Data supplied Start Marker

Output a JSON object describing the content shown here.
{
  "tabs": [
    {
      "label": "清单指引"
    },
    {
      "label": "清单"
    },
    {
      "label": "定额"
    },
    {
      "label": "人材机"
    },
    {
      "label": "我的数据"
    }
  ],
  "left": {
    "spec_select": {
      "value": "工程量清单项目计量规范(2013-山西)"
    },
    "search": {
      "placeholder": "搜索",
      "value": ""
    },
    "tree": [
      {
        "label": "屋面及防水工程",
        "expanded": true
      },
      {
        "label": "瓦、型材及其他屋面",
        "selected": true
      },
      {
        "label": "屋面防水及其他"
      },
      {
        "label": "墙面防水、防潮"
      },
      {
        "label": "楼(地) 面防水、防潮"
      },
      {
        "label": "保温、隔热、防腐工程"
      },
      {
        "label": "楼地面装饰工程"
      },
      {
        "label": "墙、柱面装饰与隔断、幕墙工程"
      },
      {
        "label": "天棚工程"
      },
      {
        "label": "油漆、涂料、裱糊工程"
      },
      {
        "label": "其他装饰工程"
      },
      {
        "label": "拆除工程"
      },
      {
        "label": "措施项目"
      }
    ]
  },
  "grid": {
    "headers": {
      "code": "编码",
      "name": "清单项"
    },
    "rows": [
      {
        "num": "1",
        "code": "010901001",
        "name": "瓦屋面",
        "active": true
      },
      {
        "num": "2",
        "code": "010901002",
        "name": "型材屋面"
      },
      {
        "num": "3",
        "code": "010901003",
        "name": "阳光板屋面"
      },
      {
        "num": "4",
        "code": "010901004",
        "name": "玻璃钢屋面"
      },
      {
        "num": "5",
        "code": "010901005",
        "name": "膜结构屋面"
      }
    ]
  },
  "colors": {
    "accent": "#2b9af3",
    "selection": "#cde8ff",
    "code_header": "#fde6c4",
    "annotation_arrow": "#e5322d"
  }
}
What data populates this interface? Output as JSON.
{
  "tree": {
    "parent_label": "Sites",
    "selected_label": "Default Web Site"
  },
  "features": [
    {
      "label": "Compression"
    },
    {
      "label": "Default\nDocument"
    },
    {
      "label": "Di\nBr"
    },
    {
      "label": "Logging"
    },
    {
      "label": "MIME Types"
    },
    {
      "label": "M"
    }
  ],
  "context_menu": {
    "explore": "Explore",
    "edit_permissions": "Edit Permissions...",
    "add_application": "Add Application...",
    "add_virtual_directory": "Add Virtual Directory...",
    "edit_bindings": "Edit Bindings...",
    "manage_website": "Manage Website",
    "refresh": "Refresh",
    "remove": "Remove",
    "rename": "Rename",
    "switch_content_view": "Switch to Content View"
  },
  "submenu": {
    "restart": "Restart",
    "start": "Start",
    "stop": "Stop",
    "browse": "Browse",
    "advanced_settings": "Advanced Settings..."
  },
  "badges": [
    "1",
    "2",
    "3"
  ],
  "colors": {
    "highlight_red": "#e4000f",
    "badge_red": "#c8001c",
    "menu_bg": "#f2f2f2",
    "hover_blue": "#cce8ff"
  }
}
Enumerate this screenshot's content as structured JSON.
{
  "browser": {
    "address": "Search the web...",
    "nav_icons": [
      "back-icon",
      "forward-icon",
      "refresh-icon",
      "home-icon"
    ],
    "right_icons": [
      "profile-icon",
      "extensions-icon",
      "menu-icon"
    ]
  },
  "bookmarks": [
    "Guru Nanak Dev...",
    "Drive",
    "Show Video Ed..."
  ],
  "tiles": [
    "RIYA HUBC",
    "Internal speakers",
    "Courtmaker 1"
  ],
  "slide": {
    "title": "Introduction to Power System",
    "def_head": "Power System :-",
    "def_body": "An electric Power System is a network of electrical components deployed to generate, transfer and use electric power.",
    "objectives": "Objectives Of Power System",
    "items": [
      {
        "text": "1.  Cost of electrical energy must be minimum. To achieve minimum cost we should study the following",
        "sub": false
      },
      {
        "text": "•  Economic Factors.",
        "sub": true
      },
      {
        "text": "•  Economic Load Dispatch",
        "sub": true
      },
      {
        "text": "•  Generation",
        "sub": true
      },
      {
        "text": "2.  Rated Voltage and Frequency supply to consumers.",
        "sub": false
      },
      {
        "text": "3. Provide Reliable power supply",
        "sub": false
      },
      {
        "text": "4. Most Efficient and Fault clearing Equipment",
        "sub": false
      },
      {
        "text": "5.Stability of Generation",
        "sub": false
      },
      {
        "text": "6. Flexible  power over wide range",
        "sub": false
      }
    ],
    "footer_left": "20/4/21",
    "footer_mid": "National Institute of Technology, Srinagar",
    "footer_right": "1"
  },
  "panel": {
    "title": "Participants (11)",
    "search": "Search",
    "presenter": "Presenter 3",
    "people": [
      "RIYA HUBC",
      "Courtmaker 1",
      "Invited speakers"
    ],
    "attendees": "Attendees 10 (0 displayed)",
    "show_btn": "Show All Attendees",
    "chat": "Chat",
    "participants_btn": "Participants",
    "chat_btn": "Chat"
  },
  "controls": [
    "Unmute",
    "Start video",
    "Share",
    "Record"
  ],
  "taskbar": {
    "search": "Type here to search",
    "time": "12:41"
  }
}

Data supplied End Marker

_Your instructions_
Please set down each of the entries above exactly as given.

_Response to this task_
Output a JSON object describing the content shown here.
{
  "tabs": [
    {
      "label": "清单指引"
    },
    {
      "label": "清单"
    },
    {
      "label": "定额"
    },
    {
      "label": "人材机"
    },
    {
      "label": "我的数据"
    }
  ],
  "left": {
    "spec_select": {
      "value": "工程量清单项目计量规范(2013-山西)"
    },
    "search": {
      "placeholder": "搜索",
      "value": ""
    },
    "tree": [
      {
        "label": "屋面及防水工程",
        "expanded": true
      },
      {
        "label": "瓦、型材及其他屋面",
        "selected": true
      },
      {
        "label": "屋面防水及其他"
      },
      {
        "label": "墙面防水、防潮"
      },
      {
        "label": "楼(地) 面防水、防潮"
      },
      {
        "label": "保温、隔热、防腐工程"
      },
      {
        "label": "楼地面装饰工程"
      },
      {
        "label": "墙、柱面装饰与隔断、幕墙工程"
      },
      {
        "label": "天棚工程"
      },
      {
        "label": "油漆、涂料、裱糊工程"
      },
      {
        "label": "其他装饰工程"
      },
      {
        "label": "拆除工程"
      },
      {
        "label": "措施项目"
      }
    ]
  },
  "grid": {
    "headers": {
      "code": "编码",
      "name": "清单项"
    },
    "rows": [
      {
        "num": "1",
        "code": "010901001",
        "name": "瓦屋面",
        "active": true
      },
      {
        "num": "2",
        "code": "010901002",
        "name": "型材屋面"
      },
      {
        "num": "3",
        "code": "010901003",
        "name": "阳光板屋面"
      },
      {
        "num": "4",
        "code": "010901004",
        "name": "玻璃钢屋面"
      },
      {
        "num": "5",
        "code": "010901005",
        "name": "膜结构屋面"
      }
    ]
  },
  "colors": {
    "accent": "#2b9af3",
    "selection": "#cde8ff",
    "code_header": "#fde6c4",
    "annotation_arrow": "#e5322d"
  }
}
What data populates this interface? Output as JSON.
{
  "tree": {
    "parent_label": "Sites",
    "selected_label": "Default Web Site"
  },
  "features": [
    {
      "label": "Compression"
    },
    {
      "label": "Default\nDocument"
    },
    {
      "label": "Di\nBr"
    },
    {
      "label": "Logging"
    },
    {
      "label": "MIME Types"
    },
    {
      "label": "M"
    }
  ],
  "context_menu": {
    "explore": "Explore",
    "edit_permissions": "Edit Permissions...",
    "add_application": "Add Application...",
    "add_virtual_directory": "Add Virtual Directory...",
    "edit_bindings": "Edit Bindings...",
    "manage_website": "Manage Website",
    "refresh": "Refresh",
    "remove": "Remove",
    "rename": "Rename",
    "switch_content_view": "Switch to Content View"
  },
  "submenu": {
    "restart": "Restart",
    "start": "Start",
    "stop": "Stop",
    "browse": "Browse",
    "advanced_settings": "Advanced Settings..."
  },
  "badges": [
    "1",
    "2",
    "3"
  ],
  "colors": {
    "highlight_red": "#e4000f",
    "badge_red": "#c8001c",
    "menu_bg": "#f2f2f2",
    "hover_blue": "#cce8ff"
  }
}
Enumerate this screenshot's content as structured JSON.
{
  "browser": {
    "address": "Search the web...",
    "nav_icons": [
      "back-icon",
      "forward-icon",
      "refresh-icon",
      "home-icon"
    ],
    "right_icons": [
      "profile-icon",
      "extensions-icon",
      "menu-icon"
    ]
  },
  "bookmarks": [
    "Guru Nanak Dev...",
    "Drive",
    "Show Video Ed..."
  ],
  "tiles": [
    "RIYA HUBC",
    "Internal speakers",
    "Courtmaker 1"
  ],
  "slide": {
    "title": "Introduction to Power System",
    "def_head": "Power System :-",
    "def_body": "An electric Power System is a network of electrical components deployed to generate, transfer and use electric power.",
    "objectives": "Objectives Of Power System",
    "items": [
      {
        "text": "1.  Cost of electrical energy must be minimum. To achieve minimum cost we should study the following",
        "sub": false
      },
      {
        "text": "•  Economic Factors.",
        "sub": true
      },
      {
        "text": "•  Economic Load Dispatch",
        "sub": true
      },
      {
        "text": "•  Generation",
        "sub": true
      },
      {
        "text": "2.  Rated Voltage and Frequency supply to consumers.",
        "sub": false
      },
      {
        "text": "3. Provide Reliable power supply",
        "sub": false
      },
      {
        "text": "4. Most Efficient and Fault clearing Equipment",
        "sub": false
      },
      {
        "text": "5.Stability of Generation",
        "sub": false
      },
      {
        "text": "6. Flexible  power over wide range",
        "sub": false
      }
    ],
    "footer_left": "20/4/21",
    "footer_mid": "National Institute of Technology, Srinagar",
    "footer_right": "1"
  },
  "panel": {
    "title": "Participants (11)",
    "search": "Search",
    "presenter": "Presenter 3",
    "people": [
      "RIYA HUBC",
      "Courtmaker 1",
      "Invited speakers"
    ],
    "attendees": "Attendees 10 (0 displayed)",
    "show_btn": "Show All Attendees",
    "chat": "Chat",
    "participants_btn": "Participants",
    "chat_btn": "Chat"
  },
  "controls": [
    "Unmute",
    "Start video",
    "Share",
    "Record"
  ],
  "taskbar": {
    "search": "Type here to search",
    "time": "12:41"
  }
}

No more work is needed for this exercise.